> INPUT:
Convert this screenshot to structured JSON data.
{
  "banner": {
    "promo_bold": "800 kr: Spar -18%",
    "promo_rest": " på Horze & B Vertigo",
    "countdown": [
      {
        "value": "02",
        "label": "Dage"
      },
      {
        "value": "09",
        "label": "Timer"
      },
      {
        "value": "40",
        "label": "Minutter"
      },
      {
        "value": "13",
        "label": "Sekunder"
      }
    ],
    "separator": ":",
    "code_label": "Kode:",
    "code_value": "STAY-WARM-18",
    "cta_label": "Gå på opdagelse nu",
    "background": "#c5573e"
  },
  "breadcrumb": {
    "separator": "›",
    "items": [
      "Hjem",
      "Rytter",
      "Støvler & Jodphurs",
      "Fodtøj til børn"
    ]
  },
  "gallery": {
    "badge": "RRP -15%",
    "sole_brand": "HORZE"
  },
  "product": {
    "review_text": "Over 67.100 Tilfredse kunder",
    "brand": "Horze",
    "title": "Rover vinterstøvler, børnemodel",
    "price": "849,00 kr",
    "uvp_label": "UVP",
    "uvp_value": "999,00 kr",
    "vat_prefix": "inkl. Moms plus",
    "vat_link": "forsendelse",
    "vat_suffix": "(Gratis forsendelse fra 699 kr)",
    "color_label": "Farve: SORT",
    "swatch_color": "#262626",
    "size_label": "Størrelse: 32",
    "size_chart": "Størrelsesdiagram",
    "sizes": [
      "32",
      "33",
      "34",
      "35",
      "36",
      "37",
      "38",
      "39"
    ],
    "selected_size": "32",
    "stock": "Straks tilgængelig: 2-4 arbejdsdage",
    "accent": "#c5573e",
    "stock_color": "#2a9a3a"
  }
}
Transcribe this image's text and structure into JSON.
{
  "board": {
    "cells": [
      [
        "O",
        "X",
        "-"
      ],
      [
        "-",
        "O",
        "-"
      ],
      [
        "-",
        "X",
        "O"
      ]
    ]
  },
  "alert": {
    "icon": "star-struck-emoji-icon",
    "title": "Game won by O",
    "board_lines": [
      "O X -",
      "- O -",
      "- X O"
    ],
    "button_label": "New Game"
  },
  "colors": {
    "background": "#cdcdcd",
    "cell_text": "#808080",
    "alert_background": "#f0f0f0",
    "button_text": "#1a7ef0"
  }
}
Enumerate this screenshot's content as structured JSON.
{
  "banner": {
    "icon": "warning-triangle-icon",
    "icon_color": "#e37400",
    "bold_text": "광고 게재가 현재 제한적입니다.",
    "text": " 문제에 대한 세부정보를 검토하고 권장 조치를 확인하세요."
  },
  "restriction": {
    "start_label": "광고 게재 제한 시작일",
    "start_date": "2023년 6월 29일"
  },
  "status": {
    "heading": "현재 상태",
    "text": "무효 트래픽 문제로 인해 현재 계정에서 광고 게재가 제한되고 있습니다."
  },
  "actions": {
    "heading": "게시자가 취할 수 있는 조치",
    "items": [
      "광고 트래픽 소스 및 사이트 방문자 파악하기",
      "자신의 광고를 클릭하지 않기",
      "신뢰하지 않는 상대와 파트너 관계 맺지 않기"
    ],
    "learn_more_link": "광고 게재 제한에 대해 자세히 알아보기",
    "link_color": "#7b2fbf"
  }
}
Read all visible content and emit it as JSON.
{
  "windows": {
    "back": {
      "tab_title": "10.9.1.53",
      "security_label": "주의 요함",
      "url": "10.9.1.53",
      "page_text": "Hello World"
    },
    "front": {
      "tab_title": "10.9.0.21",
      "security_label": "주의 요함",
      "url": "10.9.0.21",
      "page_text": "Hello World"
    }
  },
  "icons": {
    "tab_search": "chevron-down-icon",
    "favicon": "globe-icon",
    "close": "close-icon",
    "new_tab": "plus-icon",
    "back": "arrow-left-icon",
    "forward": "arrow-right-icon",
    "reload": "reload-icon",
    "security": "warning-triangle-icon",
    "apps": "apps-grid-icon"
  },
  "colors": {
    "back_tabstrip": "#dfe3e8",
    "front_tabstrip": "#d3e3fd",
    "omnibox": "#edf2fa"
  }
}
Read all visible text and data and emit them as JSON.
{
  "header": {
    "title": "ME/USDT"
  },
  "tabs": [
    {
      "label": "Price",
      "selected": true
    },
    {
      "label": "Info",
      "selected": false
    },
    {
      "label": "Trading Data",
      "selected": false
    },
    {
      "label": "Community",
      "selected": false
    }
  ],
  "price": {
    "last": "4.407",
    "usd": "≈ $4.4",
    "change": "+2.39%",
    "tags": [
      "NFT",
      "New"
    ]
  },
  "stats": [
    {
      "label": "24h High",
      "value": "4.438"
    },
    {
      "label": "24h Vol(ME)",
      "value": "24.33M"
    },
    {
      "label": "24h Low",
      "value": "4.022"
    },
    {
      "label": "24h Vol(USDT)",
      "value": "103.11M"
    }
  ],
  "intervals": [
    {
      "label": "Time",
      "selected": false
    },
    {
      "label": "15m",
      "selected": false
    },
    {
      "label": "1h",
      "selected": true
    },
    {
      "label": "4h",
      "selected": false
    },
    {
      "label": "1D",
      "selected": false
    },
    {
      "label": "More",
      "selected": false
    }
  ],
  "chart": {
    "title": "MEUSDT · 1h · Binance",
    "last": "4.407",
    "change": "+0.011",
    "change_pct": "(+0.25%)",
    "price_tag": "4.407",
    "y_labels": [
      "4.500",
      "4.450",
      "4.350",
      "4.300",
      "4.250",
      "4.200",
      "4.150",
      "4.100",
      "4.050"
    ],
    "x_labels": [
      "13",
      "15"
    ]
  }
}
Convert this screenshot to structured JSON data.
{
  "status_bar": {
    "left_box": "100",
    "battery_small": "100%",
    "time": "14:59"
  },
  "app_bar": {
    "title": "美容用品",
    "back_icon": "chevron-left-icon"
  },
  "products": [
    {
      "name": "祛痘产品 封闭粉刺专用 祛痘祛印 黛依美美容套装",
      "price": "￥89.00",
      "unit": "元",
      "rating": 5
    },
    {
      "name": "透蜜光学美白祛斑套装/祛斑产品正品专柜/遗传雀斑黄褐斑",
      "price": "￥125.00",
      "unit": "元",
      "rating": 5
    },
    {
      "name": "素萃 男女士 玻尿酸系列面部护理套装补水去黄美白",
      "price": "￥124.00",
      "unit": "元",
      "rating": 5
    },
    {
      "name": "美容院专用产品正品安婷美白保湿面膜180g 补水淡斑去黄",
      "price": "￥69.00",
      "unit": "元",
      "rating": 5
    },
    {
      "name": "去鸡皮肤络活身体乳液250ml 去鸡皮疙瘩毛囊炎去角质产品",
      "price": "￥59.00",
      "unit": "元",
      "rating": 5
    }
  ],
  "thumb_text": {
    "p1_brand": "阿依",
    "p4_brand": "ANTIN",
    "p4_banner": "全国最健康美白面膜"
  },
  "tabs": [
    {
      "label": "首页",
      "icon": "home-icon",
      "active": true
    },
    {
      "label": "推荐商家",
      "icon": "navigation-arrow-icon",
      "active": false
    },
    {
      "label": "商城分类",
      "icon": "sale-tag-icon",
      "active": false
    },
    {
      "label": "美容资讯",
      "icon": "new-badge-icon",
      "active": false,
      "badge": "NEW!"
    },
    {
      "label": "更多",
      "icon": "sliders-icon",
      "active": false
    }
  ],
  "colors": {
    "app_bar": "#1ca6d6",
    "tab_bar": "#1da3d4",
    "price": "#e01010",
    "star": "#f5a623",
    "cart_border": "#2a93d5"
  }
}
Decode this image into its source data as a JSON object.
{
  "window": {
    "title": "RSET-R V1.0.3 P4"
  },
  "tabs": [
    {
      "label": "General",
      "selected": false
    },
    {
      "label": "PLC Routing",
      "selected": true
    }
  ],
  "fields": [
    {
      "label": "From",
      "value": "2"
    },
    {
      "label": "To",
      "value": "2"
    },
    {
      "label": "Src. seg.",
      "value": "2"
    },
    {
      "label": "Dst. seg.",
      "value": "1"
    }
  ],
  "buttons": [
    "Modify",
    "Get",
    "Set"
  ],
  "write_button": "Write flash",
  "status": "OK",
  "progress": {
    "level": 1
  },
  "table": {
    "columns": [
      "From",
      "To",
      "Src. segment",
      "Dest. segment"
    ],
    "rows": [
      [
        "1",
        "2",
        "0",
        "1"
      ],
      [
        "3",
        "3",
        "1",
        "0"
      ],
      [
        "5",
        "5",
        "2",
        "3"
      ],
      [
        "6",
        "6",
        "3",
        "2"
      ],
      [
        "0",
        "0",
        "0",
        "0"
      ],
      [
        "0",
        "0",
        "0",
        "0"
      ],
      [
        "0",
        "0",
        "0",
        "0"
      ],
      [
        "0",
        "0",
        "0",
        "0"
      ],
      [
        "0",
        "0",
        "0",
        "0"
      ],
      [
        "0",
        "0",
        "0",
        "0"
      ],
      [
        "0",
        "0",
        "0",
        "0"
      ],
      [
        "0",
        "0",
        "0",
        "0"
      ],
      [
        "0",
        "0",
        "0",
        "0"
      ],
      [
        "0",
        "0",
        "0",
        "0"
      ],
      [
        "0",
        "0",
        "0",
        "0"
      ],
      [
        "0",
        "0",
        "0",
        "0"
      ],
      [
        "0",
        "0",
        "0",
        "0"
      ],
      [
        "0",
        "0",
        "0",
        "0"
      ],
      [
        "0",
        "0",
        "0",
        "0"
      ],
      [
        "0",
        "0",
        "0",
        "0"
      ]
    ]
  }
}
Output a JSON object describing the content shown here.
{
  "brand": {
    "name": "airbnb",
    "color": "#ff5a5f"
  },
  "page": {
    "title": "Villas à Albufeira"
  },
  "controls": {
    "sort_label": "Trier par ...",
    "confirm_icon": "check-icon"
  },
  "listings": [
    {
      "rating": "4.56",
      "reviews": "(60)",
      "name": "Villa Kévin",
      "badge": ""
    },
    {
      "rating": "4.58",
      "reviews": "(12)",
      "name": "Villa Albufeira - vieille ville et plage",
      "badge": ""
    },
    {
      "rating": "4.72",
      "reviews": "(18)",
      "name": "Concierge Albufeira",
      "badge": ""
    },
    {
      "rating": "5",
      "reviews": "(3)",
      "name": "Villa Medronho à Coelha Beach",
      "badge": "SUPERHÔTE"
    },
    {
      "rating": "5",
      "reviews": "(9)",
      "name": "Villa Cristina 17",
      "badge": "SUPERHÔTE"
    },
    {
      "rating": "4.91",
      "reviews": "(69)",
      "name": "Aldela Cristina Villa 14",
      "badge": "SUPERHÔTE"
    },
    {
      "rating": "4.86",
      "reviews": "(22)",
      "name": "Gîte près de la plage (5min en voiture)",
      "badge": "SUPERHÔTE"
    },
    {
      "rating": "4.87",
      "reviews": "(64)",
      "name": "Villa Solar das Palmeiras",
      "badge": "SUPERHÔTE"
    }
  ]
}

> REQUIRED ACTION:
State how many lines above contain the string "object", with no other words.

> REPLY TO THE EXERCISE:
2